GEORGE J. HUEBNER
WRITTEN BY JAMES W. FURLONG
SUBMITTED BY THE NAE HOME SECRETARY
GEORGE J. HUEBNER, JR., one of the foremost engineers in the field of automotive research, was especially noted for developing the first practical gas turbine for a passenger car. He died of pulmonary edema in Ann Arbor, Michigan, on September 4, 1996.
George earned a bachelor's degree in mechanical engineering at the University of Michigan in 1932. He began work in the mechanical engineering laboratories at Chrysler Corporation in 1931 and completed his studies on a part-time basis.
He was promoted to assistant chief engineer of the Plymouth Division in 1936 and returned to the Central Engineering Division in 1939 to work with Carl Breer, one of the three engineers who had designed the first Chrysler vehicle fifteen years earlier. George was especially pleased to work for Breer, whom he regarded as one of the most capable engineers in the country.
Breer established a research office in 1939 and named George as his assistant. It became evident to George that he should bring more science into the field. When he became chief engineer in 1946, he enlarged the activities of Chrysler Research into the fields of physics, metallurgy, and chemistry. He was early to use the electron microscope.

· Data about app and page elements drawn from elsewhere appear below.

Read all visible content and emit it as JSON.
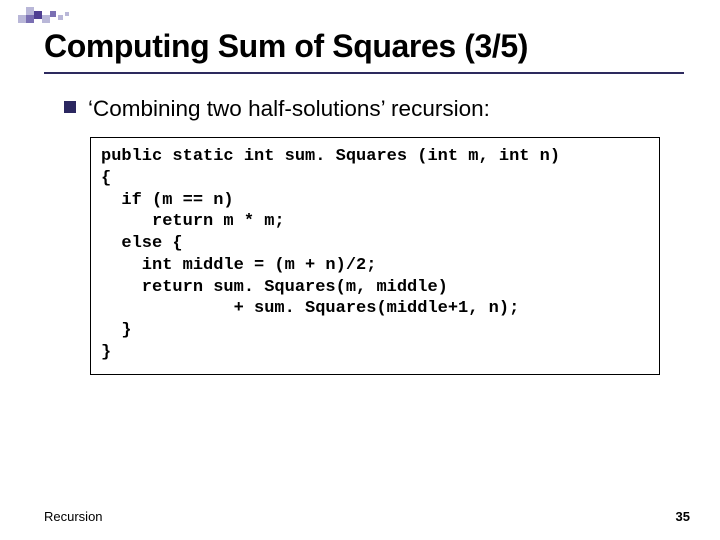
{
  "title": "Computing Sum of Squares (3/5)",
  "bullet": "‘Combining two half-solutions’ recursion:",
  "code_lines": [
    "public static int sum. Squares (int m, int n)",
    "{",
    "  if (m == n)",
    "     return m * m;",
    "  else {",
    "    int middle = (m + n)/2;",
    "    return sum. Squares(m, middle)",
    "             + sum. Squares(middle+1, n);",
    "  }",
    "}"
  ],
  "footer_left": "Recursion",
  "footer_right": "35"
}
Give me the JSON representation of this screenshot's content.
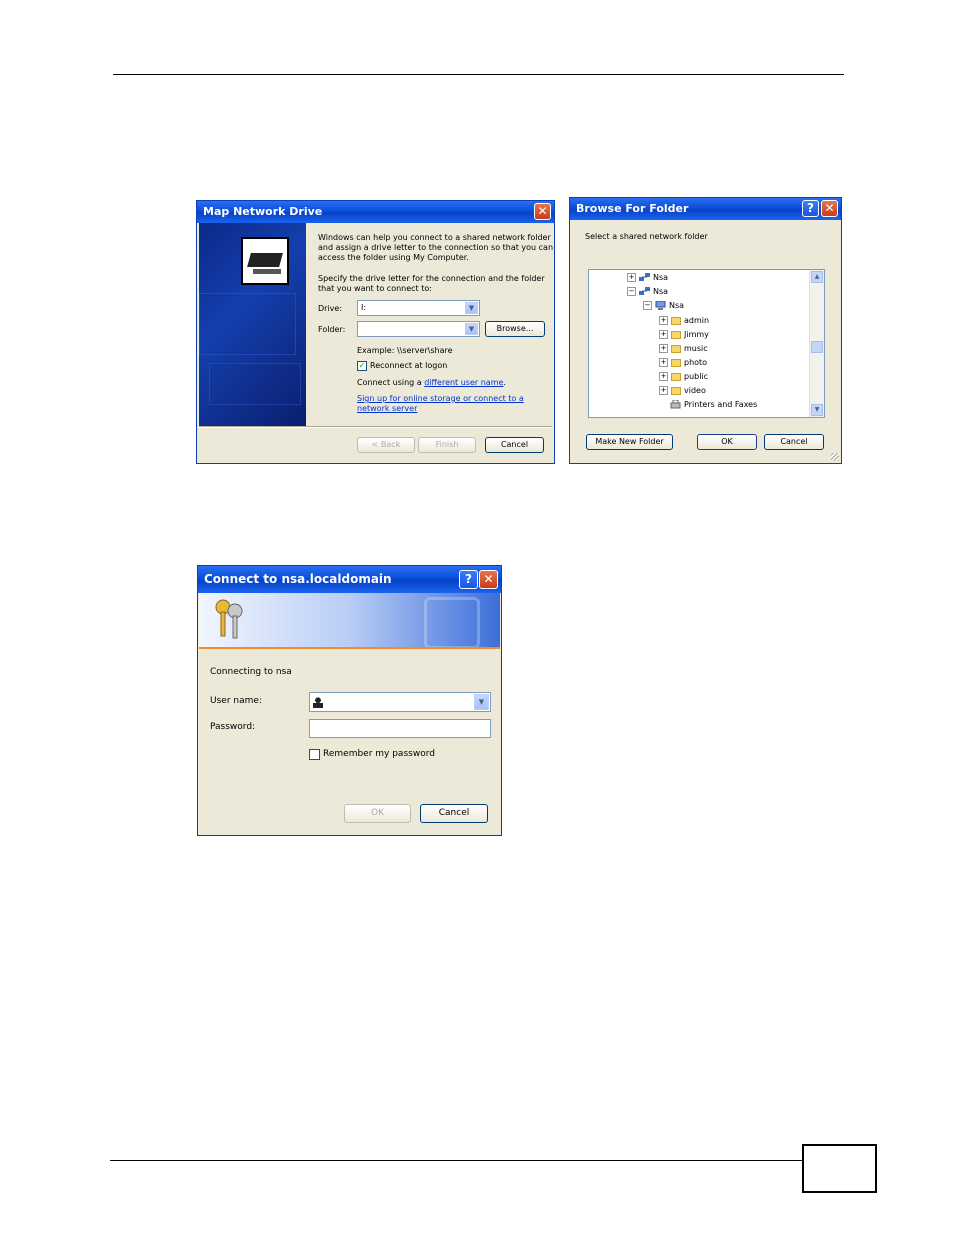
{
  "map_drive": {
    "title": "Map Network Drive",
    "close_glyph": "✕",
    "intro": [
      "Windows can help you connect to a shared network folder",
      "and assign a drive letter to the connection so that you can",
      "access the folder using My Computer."
    ],
    "specify": [
      "Specify the drive letter for the connection and the folder",
      "that you want to connect to:"
    ],
    "drive_label": "Drive:",
    "drive_value": "I:",
    "folder_label": "Folder:",
    "folder_value": "",
    "browse_button": "Browse...",
    "example": "Example: \\\\server\\share",
    "reconnect_label": "Reconnect at logon",
    "reconnect_checked": "✓",
    "connect_using": "Connect using a ",
    "different_user": "different user name",
    "period": ".",
    "signup_line1": "Sign up for online storage or connect to a",
    "signup_line2": "network server",
    "back_button": "< Back",
    "finish_button": "Finish",
    "cancel_button": "Cancel"
  },
  "browse_folder": {
    "title": "Browse For Folder",
    "help_glyph": "?",
    "close_glyph": "✕",
    "prompt": "Select a shared network folder",
    "tree": [
      {
        "label": "Nsa",
        "expander": "+"
      },
      {
        "label": "Nsa",
        "expander": "−"
      },
      {
        "label": "Nsa",
        "expander": "−"
      },
      {
        "label": "admin",
        "expander": "+"
      },
      {
        "label": "Jimmy",
        "expander": "+"
      },
      {
        "label": "music",
        "expander": "+"
      },
      {
        "label": "photo",
        "expander": "+"
      },
      {
        "label": "public",
        "expander": "+"
      },
      {
        "label": "video",
        "expander": "+"
      },
      {
        "label": "Printers and Faxes"
      }
    ],
    "make_new_folder": "Make New Folder",
    "ok_button": "OK",
    "cancel_button": "Cancel"
  },
  "connect": {
    "title": "Connect to nsa.localdomain",
    "help_glyph": "?",
    "close_glyph": "✕",
    "connecting": "Connecting to nsa",
    "username_label": "User name:",
    "username_value": "",
    "password_label": "Password:",
    "password_value": "",
    "remember_label": "Remember my password",
    "ok_button": "OK",
    "cancel_button": "Cancel"
  },
  "colors": {
    "xp_blue": "#0a4fd8",
    "dialog_bg": "#ece9d8",
    "close_red": "#c83d1a",
    "link": "#0033cc"
  }
}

George also was early to see the need for digital computers in automotive engineering. Largely in recognition of this pioneering work, he was awarded the Buckendale Prize for computer-